But if the redhead were to get ahold of her…..I hate to even think it, but…at least it would not make such a mockery of her death. Either way it will be a heavy load for Charlie, but at least it will be real. It will be true. And no one would bear any guilt. Not the boys, not the elders for doing nothing, not my son. Not even Cullen if he's capable of the emotion. I try to shake these thoughts out of my head. And then the Cullens would leave because there'd be nothing to hold them here; they're going to start talk soon seeing as how they're not aging; especially the doctor. If the redhead attained her goal and felt her mate's death was avenged, when it was done, she would hightail it out of here. I'm sure she's getting tired of the cat and mouse game with the wolves. Charlie would grieve, but he'd get over it. And Jacob would grieve as well, but without the guilt and the fortitude of knowing he did all that he could, he would get over it eventually too. I frown and shake my head as I realize what I'm thinking. I force myself to stop.
The rain is coming down harder outside now. I can hear it pelting the roof and see it almost bouncing off the ground as it cascades with force from the heavens.
It'll be fine. This too shall pass.
Jacob will find a nice girl. One who adores him. One who appreciates his fierce loyalty and good looks. And as time goes on his quick smile and easy laugh will come back and she'll appreciate them too. And she'll stay no matter what. She'll ground him and give him the permanence he so desperately needs and deserves. She'll take care of him and coddle him with a good dose of keeping him on his toes thrown in for good measure. She'll learn early that he can be a cocky bugger so she'd best be able to hold her own. Sweet, but a little sassy. That's what he needs. Someone like him, I grin to myself. It's about time this house contained some comfort, warmth and youthful energy again.
I head toward the kitchen to see what there is to throw together for dinner as I'm feeling a little better now.
"Damn kid," I mutter under my breath going for a towel to wipe up the mud covering the floor by the door where he's kicked his shoes off. I bend over and clean up the mud and toss the dirty towel into the hamper as I roll past my room. Score!

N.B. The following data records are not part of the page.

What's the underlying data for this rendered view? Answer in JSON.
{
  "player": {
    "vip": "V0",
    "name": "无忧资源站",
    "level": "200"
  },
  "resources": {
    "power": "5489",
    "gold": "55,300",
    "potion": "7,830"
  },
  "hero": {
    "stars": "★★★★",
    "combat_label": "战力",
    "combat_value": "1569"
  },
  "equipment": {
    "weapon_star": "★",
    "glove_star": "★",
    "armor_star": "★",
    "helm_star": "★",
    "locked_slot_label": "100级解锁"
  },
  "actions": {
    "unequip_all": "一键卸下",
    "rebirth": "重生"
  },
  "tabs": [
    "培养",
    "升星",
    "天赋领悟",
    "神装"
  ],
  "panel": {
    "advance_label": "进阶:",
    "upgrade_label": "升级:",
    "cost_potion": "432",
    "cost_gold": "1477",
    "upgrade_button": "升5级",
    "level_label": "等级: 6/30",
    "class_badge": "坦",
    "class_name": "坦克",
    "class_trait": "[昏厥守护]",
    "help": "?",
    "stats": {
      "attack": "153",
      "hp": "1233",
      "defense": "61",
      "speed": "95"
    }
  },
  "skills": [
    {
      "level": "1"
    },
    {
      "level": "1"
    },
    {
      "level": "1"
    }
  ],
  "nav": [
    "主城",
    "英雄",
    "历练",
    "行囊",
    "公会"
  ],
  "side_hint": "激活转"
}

I've succeeded again I think as I look through the bare fridge and see it's time to get to town and do some shopping again. I've successfully talked myself out of the hole. Mark another day off the calendar. I'm getting good at it. Falling into the depths of despair and worry and ending it on a note of hope for the future.
I check the date on the hamburger I pulled from the freezer yesterday and then open the cupboard to make sure there's still some bread; you never know around here. One thing that hasn't been affected by all the turmoil this last year is the boy's appetite.
I hear myself chuckle softly. I've got myself smiling again. It'll be fine; my mantra.
I place the heavy skillet on the stove's burner and turn the heat to high. I hope Jake wakes up before I'm done frying the cheeseburgers. I hate to wake him up. But Sam's going to need him back out there within the next hour. And he needs to eat something before he leaves for the night. I hope he did his homework before he spent time with the girl this afternoon.
I keep my thoughts busy with these mundane thoughts and setting the table and seasoning the meat. I slice a few thick slabs of cheese for the burgers and put out a couple of cans of soda. I've learned that keeping busy makes it easier and keeps the worrying at bay.
But I don't even try to kid myself about the last words that will go through my mind before falling into a hopefully dreamless sleep tonight and will be there immediately upon waking in the morning. The thing that would make this life we're living right now so much different. So much easier. So much better.
If only she'd never come back.